It had been eleven months since the Bovada Poker Twitter account was active, and then suddenly on August 22:
WE'RE BACK! ????????????
— BovadaPoker (@BovadaPoker) August 22, 2017
With that, online poker‘s biggest scofflaw was back in business.
From Bodog to Bovada
Primarily a sports betting, online poker and online gambling website, Bodog was initially founded by Calvin Ayre in 2000. In 2006, the United States passed the Unlawful Internet Gaming Enforcement Act. Bodog was then sold to the Morris Mohawk Gaming Group based on Native land in Kanhawake, Quebec, Canada.
This was the beginning of some kind of shell game attempting to shield Bodog and its executives from prosecution in the United States. The next step was when the US face of the online poker site became Bovada Poker in late 2011. At the time, Morris Mohawk Gaming Group claimed its licensing agreement with Bodog had expired.
Bovada continued to accept US customers and allow them to play on the same Bodog Poker Network. The site also accepted sports bets from inside the US, despite even more clearly defined laws against that activity.
From Bovada to Ignition
Then, in August 2016, Bovada sold its online poker business to Ignition Casino, an online gambling site owned by Lynton Limited and regulated by the Kahnawake Gaming Commission.

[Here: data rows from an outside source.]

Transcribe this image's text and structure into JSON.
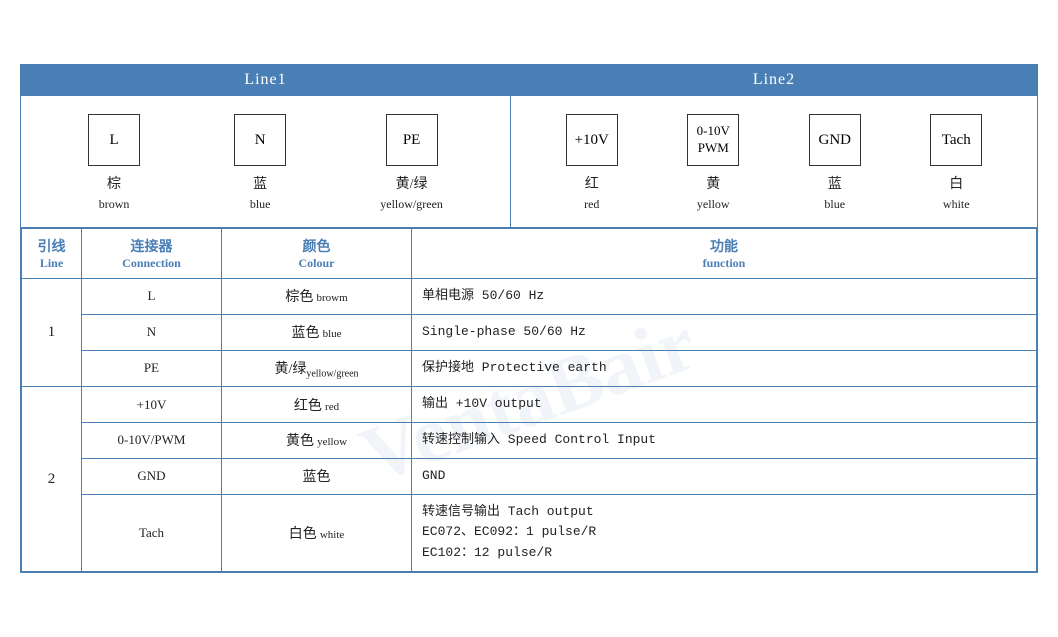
{
  "header": {
    "line1_label": "Line1",
    "line2_label": "Line2"
  },
  "diagram": {
    "line1_connectors": [
      {
        "symbol": "L",
        "cn": "棕",
        "en": "brown"
      },
      {
        "symbol": "N",
        "cn": "蓝",
        "en": "blue"
      },
      {
        "symbol": "PE",
        "cn": "黄/绿",
        "en": "yellow/green"
      }
    ],
    "line2_connectors": [
      {
        "symbol": "+10V",
        "cn": "红",
        "en": "red"
      },
      {
        "symbol": "0-10V\nPWM",
        "cn": "黄",
        "en": "yellow"
      },
      {
        "symbol": "GND",
        "cn": "蓝",
        "en": "blue"
      },
      {
        "symbol": "Tach",
        "cn": "白",
        "en": "white"
      }
    ]
  },
  "table": {
    "headers": {
      "line_cn": "引线",
      "line_en": "Line",
      "conn_cn": "连接器",
      "conn_en": "Connection",
      "color_cn": "颜色",
      "color_en": "Colour",
      "func_cn": "功能",
      "func_en": "function"
    },
    "rows": [
      {
        "line": "1",
        "rowspan": 3,
        "entries": [
          {
            "conn": "L",
            "color_cn": "棕色",
            "color_en": "browm",
            "func": "单相电源 50/60 Hz"
          },
          {
            "conn": "N",
            "color_cn": "蓝色",
            "color_en": "blue",
            "func": "Single-phase 50/60 Hz"
          },
          {
            "conn": "PE",
            "color_cn": "黄/绿",
            "color_en": "yellow/green",
            "func": "保护接地 Protective earth"
          }
        ]
      },
      {
        "line": "2",
        "rowspan": 4,
        "entries": [
          {
            "conn": "+10V",
            "color_cn": "红色",
            "color_en": "red",
            "func": "输出 +10V output"
          },
          {
            "conn": "0-10V/PWM",
            "color_cn": "黄色",
            "color_en": "yellow",
            "func": "转速控制输入 Speed Control Input"
          },
          {
            "conn": "GND",
            "color_cn": "蓝色",
            "color_en": "",
            "func": "GND"
          },
          {
            "conn": "Tach",
            "color_cn": "白色",
            "color_en": "white",
            "func_lines": [
              "转速信号输出 Tach output",
              "EC072、EC092：1 pulse/R",
              "EC102：12 pulse/R"
            ]
          }
        ]
      }
    ]
  }
}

Players were asked to transfer their accounts over to the Ignition Poker site by September 30, 2016, after which Bovada Poker would shut its virtual doors.
Just days before the switchover was complete, the New Jersey Division of Gaming Enforcement announced that it had reached an understanding with The Kahnawake Gaming Commission to ensure it would no longer allow its online gambling licensees to serve customers in the US. Ignition took this to mean it could not accept customers from states where online gambling had been regulated, including only New Jersey, Nevada, and Delaware.
Ignition offered transferring players a welcome bonus at the time. However, outside of that, the only real difference between the sites was branding. Ignition Casino had acquired ownership and proprietary rights to Bovada’s poker business and ran what was basically the same software on the same Bodog Poker network, which has since become known as the Pai Wang Luo Poker Network.
Despite being unregulated in the country, Ignition accepted US players much the same way Bovada did. Bovada continued to run its casino, sports betting and horse race wagering business, accepting bets from within the US. The online gambling operators just shut out players from New Jersey, Nevada, and Delaware.
Bovada comes back
Then suddenly, a little less than a year later, with last week’s Tweet, Bovada brought poker back.
The Bovada Sports Book website also ran a story entitled Poker Is Back at Bovada on August 22.
The post outlines how a full suite of Bovada Poker offerings was being brought back in response to customer requests and invited players to download the Bovada Poker Client to get started.
It also said the Bovada Poker software was pretty much the same as it was a year ago with the addition of new Quick Seat feature. Bovada also announced it was offering a 100% first-deposit match up to $500 for new players.
The new Bovada Poker will reportedly accept players from US states outside of New Jersey, Nevada and Delaware, which regulate online gambling, and Maryland. Maryland recently dropped illegal gambling and money laundering charges against Ayre.
Bovada Poker will also reportedly accept customers from eight Latin American countries, including:
Plus, it will operate on the Pai Wang Luo Poker Network sharing player pools with Ignition and Bodog.